Water kills butane hash oil yields
Butane picks up water during extractions and causes lower yields.
Butane picks up 3.25mL of water per liter and propane picks up 3.9mL of water per liter. To put it simply, water in butane and propane takes up space that prevents cannabinoids and terpenes from being fully extracted. That’s a problem.
How does water contaminate extractions?
Water contaminates extractions because of its effects on solubility – water in your butane and propane decreases the potential solubility of cannabinoids and terpenes, but it also picks up water soluble contaminants like plant chlorophyll, alkaloids, and flavonoids. If you’re looking for the simplest solution, just dehydrate your butane/propane. If you’re looking for perfection, purge your extractor with CO2.
Improve yields in 2 simple steps.
It’s all about the chemistry of inert conditions/reactions. There are two simple steps for high quality live resin extractions: 1. dehydrate your solvents; 2. purge your live plant materials and extractor with a dry gas like CO2. Putting together the steps of dehydrating your butane and purging your extractor will most certainly increase your yields, but it also functions to reduce contamination.
Dehydrating butane and propane is the most important step to improve yields in live resin and regular extractions.
Dehydrating your solvents is as easy as packing your extraction column with a substance such as 3A molecular sieves or activated alumina. Molecular sieves and activated alumina are used to dehydrate butane/propane in the gas phase – ie you do not pass liquid butane/propane through a column packed with these desiccants.
3A Molecular sieves are widely employed in the lab setting, where they’re used to dry solvents or keep solvents dried in the first place – they can hold up to 19-20% of their water weight. Molecular sieves are also FDA Approved for direct contact with consumable products. Activated alumina has a higher water capacity. It’s used in number of industrial drying applications for hydrocarbons, but there isn’t sufficient data proving its safety beyond “Satisfactory” compatibility with butane and propane.

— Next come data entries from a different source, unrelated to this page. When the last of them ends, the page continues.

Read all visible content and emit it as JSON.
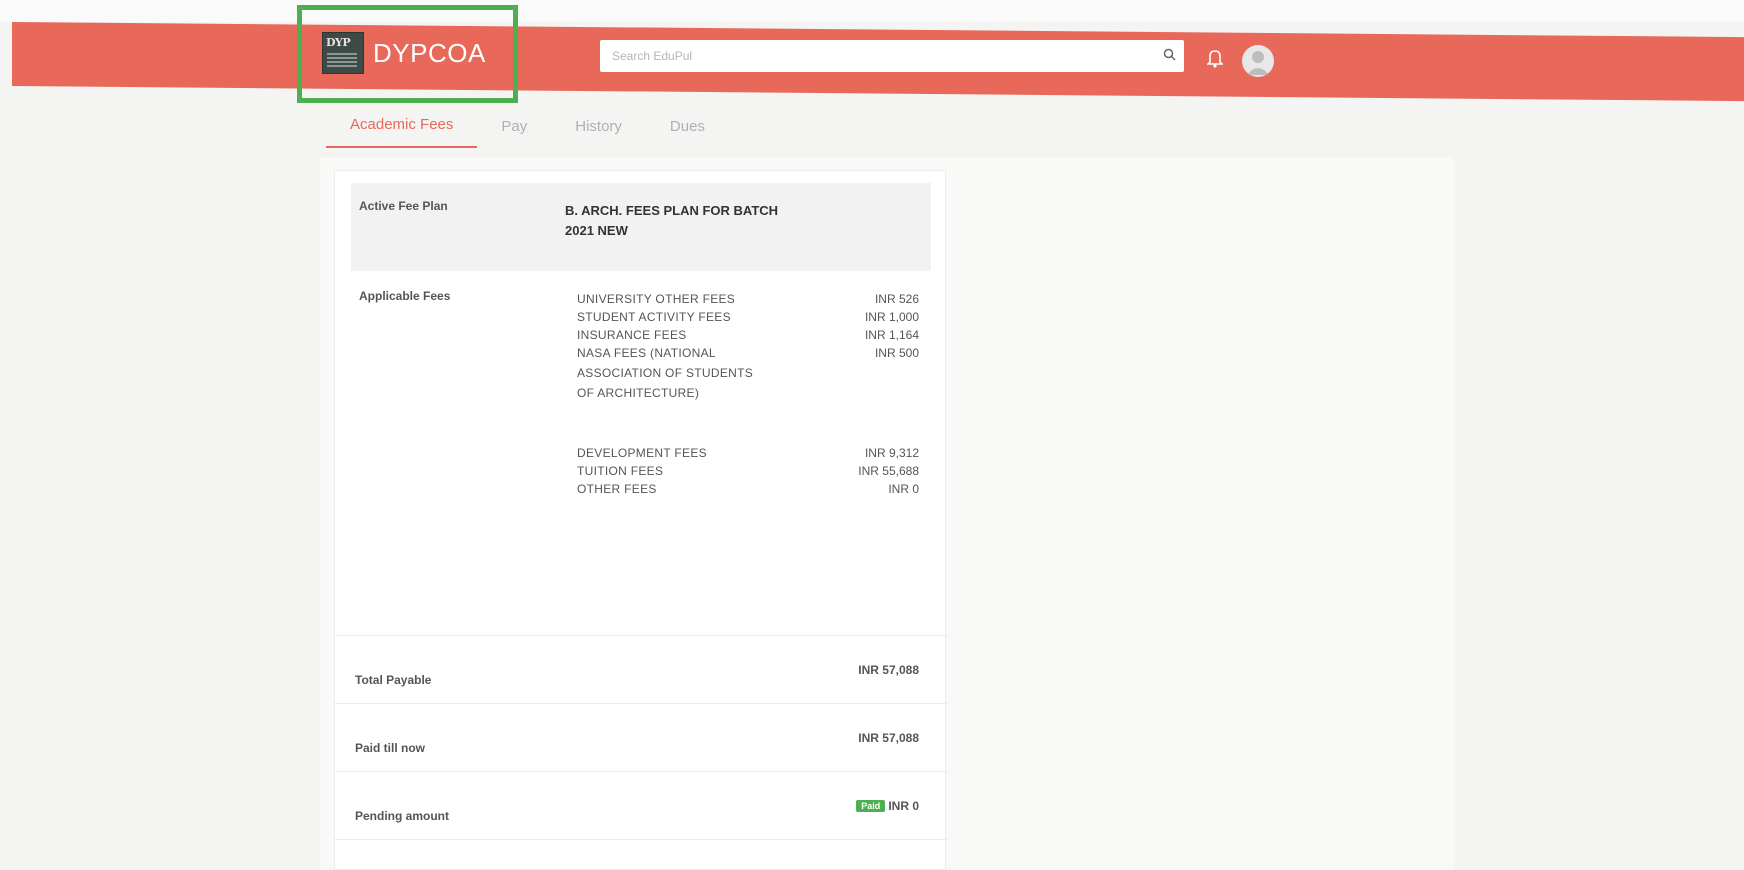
{
  "header": {
    "brand_name": "DYPCOA",
    "logo_text": "DYP",
    "search_placeholder": "Search EduPul",
    "accent_color": "#e8685a"
  },
  "tabs": [
    {
      "label": "Academic Fees",
      "active": true
    },
    {
      "label": "Pay",
      "active": false
    },
    {
      "label": "History",
      "active": false
    },
    {
      "label": "Dues",
      "active": false
    }
  ],
  "fee_plan": {
    "label": "Active Fee Plan",
    "value": "B. ARCH. FEES PLAN FOR BATCH 2021 NEW"
  },
  "applicable_fees": {
    "label": "Applicable Fees",
    "items": [
      {
        "name": "UNIVERSITY OTHER FEES",
        "amount": "INR 526"
      },
      {
        "name": "STUDENT ACTIVITY FEES",
        "amount": "INR 1,000"
      },
      {
        "name": "INSURANCE FEES",
        "amount": "INR 1,164"
      },
      {
        "name": "NASA FEES (NATIONAL ASSOCIATION OF STUDENTS OF ARCHITECTURE)",
        "amount": "INR 500"
      },
      {
        "name": "DEVELOPMENT FEES",
        "amount": "INR 9,312"
      },
      {
        "name": "TUITION FEES",
        "amount": "INR 55,688"
      },
      {
        "name": "OTHER FEES",
        "amount": "INR 0"
      }
    ]
  },
  "summary": {
    "total_payable": {
      "label": "Total Payable",
      "amount": "INR 57,088"
    },
    "paid_till_now": {
      "label": "Paid till now",
      "amount": "INR 57,088"
    },
    "pending_amount": {
      "label": "Pending amount",
      "badge": "Paid",
      "amount": "INR 0"
    }
  }
}
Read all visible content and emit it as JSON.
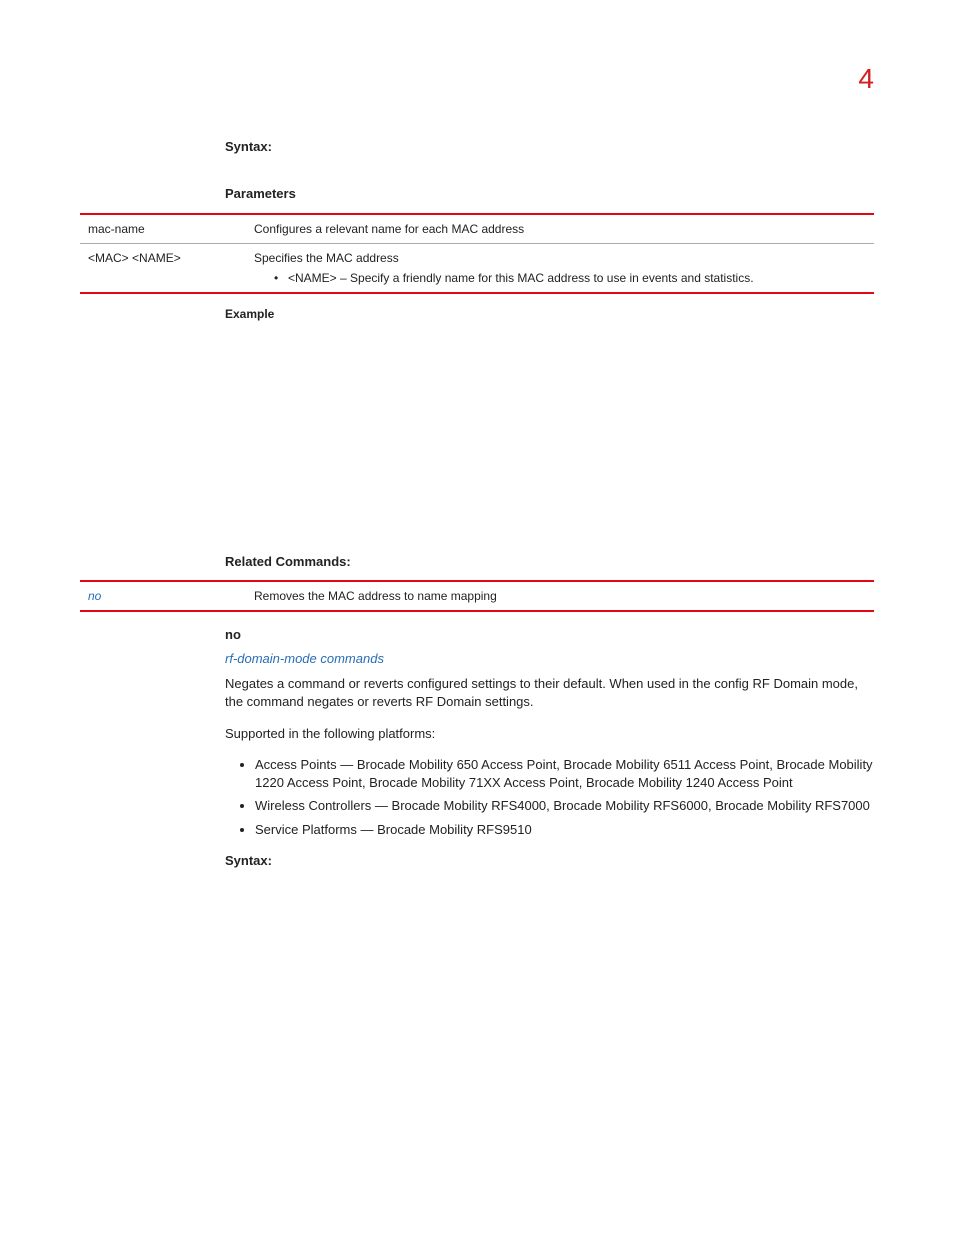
{
  "page_number": "4",
  "syntax1_heading": "Syntax:",
  "parameters_heading": "Parameters",
  "param_table": {
    "row1": {
      "name": "mac-name",
      "desc": "Configures a relevant name for each MAC address"
    },
    "row2": {
      "name": "<MAC> <NAME>",
      "desc": "Specifies the MAC address",
      "sub": "<NAME> – Specify a friendly name for this MAC address to use in events and statistics."
    }
  },
  "example_heading": "Example",
  "related_heading": "Related Commands:",
  "related_table": {
    "row1": {
      "name": "no",
      "desc": "Removes the MAC address to name mapping"
    }
  },
  "no_heading": "no",
  "no_link": "rf-domain-mode commands",
  "no_para": "Negates a command or reverts configured settings to their default. When used in the config RF Domain mode, the       command negates or reverts RF Domain settings.",
  "supported_intro": "Supported in the following platforms:",
  "platforms": [
    "Access Points — Brocade Mobility 650 Access Point, Brocade Mobility 6511 Access Point, Brocade Mobility 1220 Access Point, Brocade Mobility 71XX Access Point, Brocade Mobility 1240 Access Point",
    "Wireless Controllers — Brocade Mobility RFS4000, Brocade Mobility RFS6000, Brocade Mobility RFS7000",
    "Service Platforms — Brocade Mobility RFS9510"
  ],
  "syntax2_heading": "Syntax:"
}
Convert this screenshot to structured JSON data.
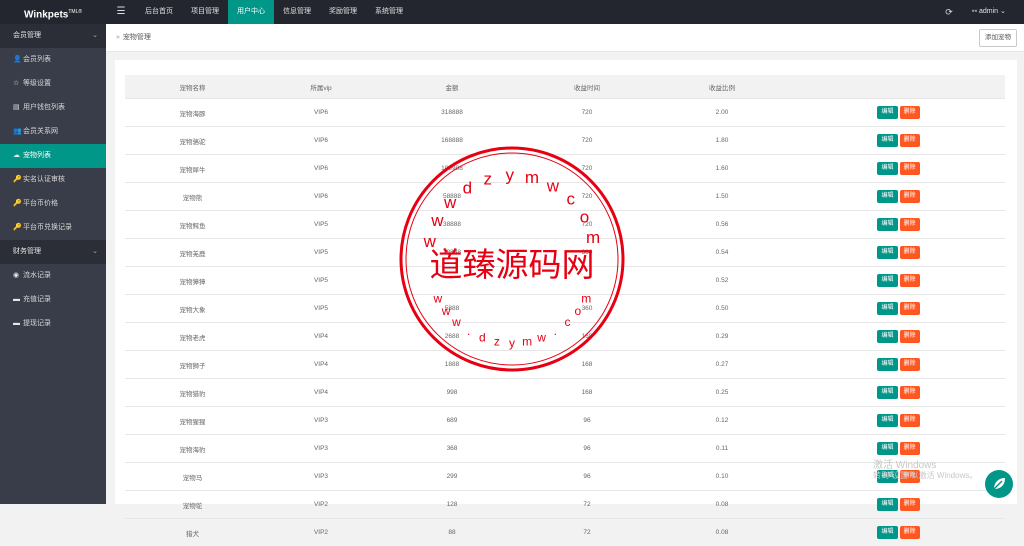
{
  "app": {
    "logo": "Winkpets",
    "logo_sup": "TML®"
  },
  "header": {
    "menu_icon": "☰",
    "nav": [
      {
        "label": "后台首页",
        "active": false
      },
      {
        "label": "项目管理",
        "active": false
      },
      {
        "label": "用户中心",
        "active": true
      },
      {
        "label": "信息管理",
        "active": false
      },
      {
        "label": "奖励管理",
        "active": false
      },
      {
        "label": "系统管理",
        "active": false
      }
    ],
    "refresh_icon": "⟳",
    "user": "admin",
    "user_icon": "👤"
  },
  "sidebar": {
    "groups": [
      {
        "title": "会员管理",
        "items": [
          {
            "label": "会员列表",
            "icon": "👤",
            "active": false
          },
          {
            "label": "等级设置",
            "icon": "☆",
            "active": false
          },
          {
            "label": "用户钱包列表",
            "icon": "▤",
            "active": false
          },
          {
            "label": "会员关系网",
            "icon": "👥",
            "active": false
          },
          {
            "label": "宠物列表",
            "icon": "☁",
            "active": true
          },
          {
            "label": "实名认证审核",
            "icon": "🔑",
            "active": false
          },
          {
            "label": "平台币价格",
            "icon": "🔑",
            "active": false
          },
          {
            "label": "平台币兑换记录",
            "icon": "🔑",
            "active": false
          }
        ]
      },
      {
        "title": "财务管理",
        "items": [
          {
            "label": "流水记录",
            "icon": "◉",
            "active": false
          },
          {
            "label": "充值记录",
            "icon": "▬",
            "active": false
          },
          {
            "label": "提现记录",
            "icon": "▬",
            "active": false
          }
        ]
      }
    ]
  },
  "breadcrumb": {
    "sep": "»",
    "current": "宠物管理"
  },
  "add_button": "添加宠物",
  "table": {
    "headers": [
      "宠物名称",
      "所属vip",
      "金额",
      "收益时间",
      "收益比例",
      ""
    ],
    "edit_label": "编辑",
    "delete_label": "删除",
    "rows": [
      [
        "宠物海豚",
        "VIP6",
        "318888",
        "720",
        "2.00"
      ],
      [
        "宠物骆驼",
        "VIP6",
        "168888",
        "720",
        "1.80"
      ],
      [
        "宠物犀牛",
        "VIP6",
        "109988",
        "720",
        "1.60"
      ],
      [
        "宠物熊",
        "VIP6",
        "58888",
        "720",
        "1.50"
      ],
      [
        "宠物鳄鱼",
        "VIP5",
        "38888",
        "720",
        "0.56"
      ],
      [
        "宠物羌鹿",
        "VIP5",
        "18888",
        "360",
        "0.54"
      ],
      [
        "宠物獐獐",
        "VIP5",
        "",
        "",
        "0.52"
      ],
      [
        "宠物大象",
        "VIP5",
        "5888",
        "360",
        "0.50"
      ],
      [
        "宠物老虎",
        "VIP4",
        "2688",
        "168",
        "0.29"
      ],
      [
        "宠物狮子",
        "VIP4",
        "1888",
        "168",
        "0.27"
      ],
      [
        "宠物猎豹",
        "VIP4",
        "998",
        "168",
        "0.25"
      ],
      [
        "宠物猩猩",
        "VIP3",
        "689",
        "96",
        "0.12"
      ],
      [
        "宠物海豹",
        "VIP3",
        "368",
        "96",
        "0.11"
      ],
      [
        "宠物马",
        "VIP3",
        "299",
        "96",
        "0.10"
      ],
      [
        "宠物鸵",
        "VIP2",
        "128",
        "72",
        "0.08"
      ],
      [
        "猎犬",
        "VIP2",
        "88",
        "72",
        "0.08"
      ]
    ]
  },
  "watermark": {
    "main": "道臻源码网",
    "top_arc": "wwwdzymwcom",
    "bottom_arc": "www.dzymw.com",
    "color": "#e60012"
  },
  "windows_activation": {
    "line1": "激活 Windows",
    "line2": "转到\"设置\"以激活 Windows。"
  }
}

Check out the post about recovery pump setup and see how to set up a system that will effectively dehydrate your butane and propane.
Desiccant math made easy.
You need to do little math to figure out how much space your molecular sieves will take up, and to figure out how many grams of molecular sieves you need. Molecular sieves cost approximately $100/500g, but they are nearly infinitely reusable. You can regenerate or dehydrate them by heating them up in a vacuum oven and pulling full vacuum. Here’s the math:
Most extraction artists use US pounds to measure their butane, so we have to do a few conversions. Let’s say you have 12 pounds of butane. You need to convert it to kilograms, so you can take into account the density of butane (assume 1bar/14.5psi and 20C/67F); you use the density to convert the mass (i.e. weight) of the butane into a volume (liters). Now you can multiply the number of liters by the water:butane conversion factor to determine the amount of water that the 12 pounds of butane can hold. Finally, multiply the amount of water in your butane by the water capacity of the molecular sieves. This shows you minimum number of milliliters or grams of molecular sieves you need to dehydrate your butane. That said, 675mL of molecular sieves weighs approximately 1000g. Buy two 500g containers and you’re home free.
Dehydrating your butane is a step forward in improving your extractions. Not only does water in butane decrease extraction efficiency, but it also causes increases the extraction of plant contaminants like chlorophyll, alkaloids, and flavonoids. If you’re looking for perfection, you’re going to run your extractor like an organic chemist synthesizing a compound under inert conditions. You’re drying off all the water from the extractor walls with a hot air gun, then you’re pumping out the water trapped in the atmosphere by pulling a full vacuum. These steps make for a higher quality and more consistent product.
Thermodynamic properties of butane and propane:
As always, if you have any questions please post them in the comments section. Your questions and time are valuable and we will make every attempt to help you through your process.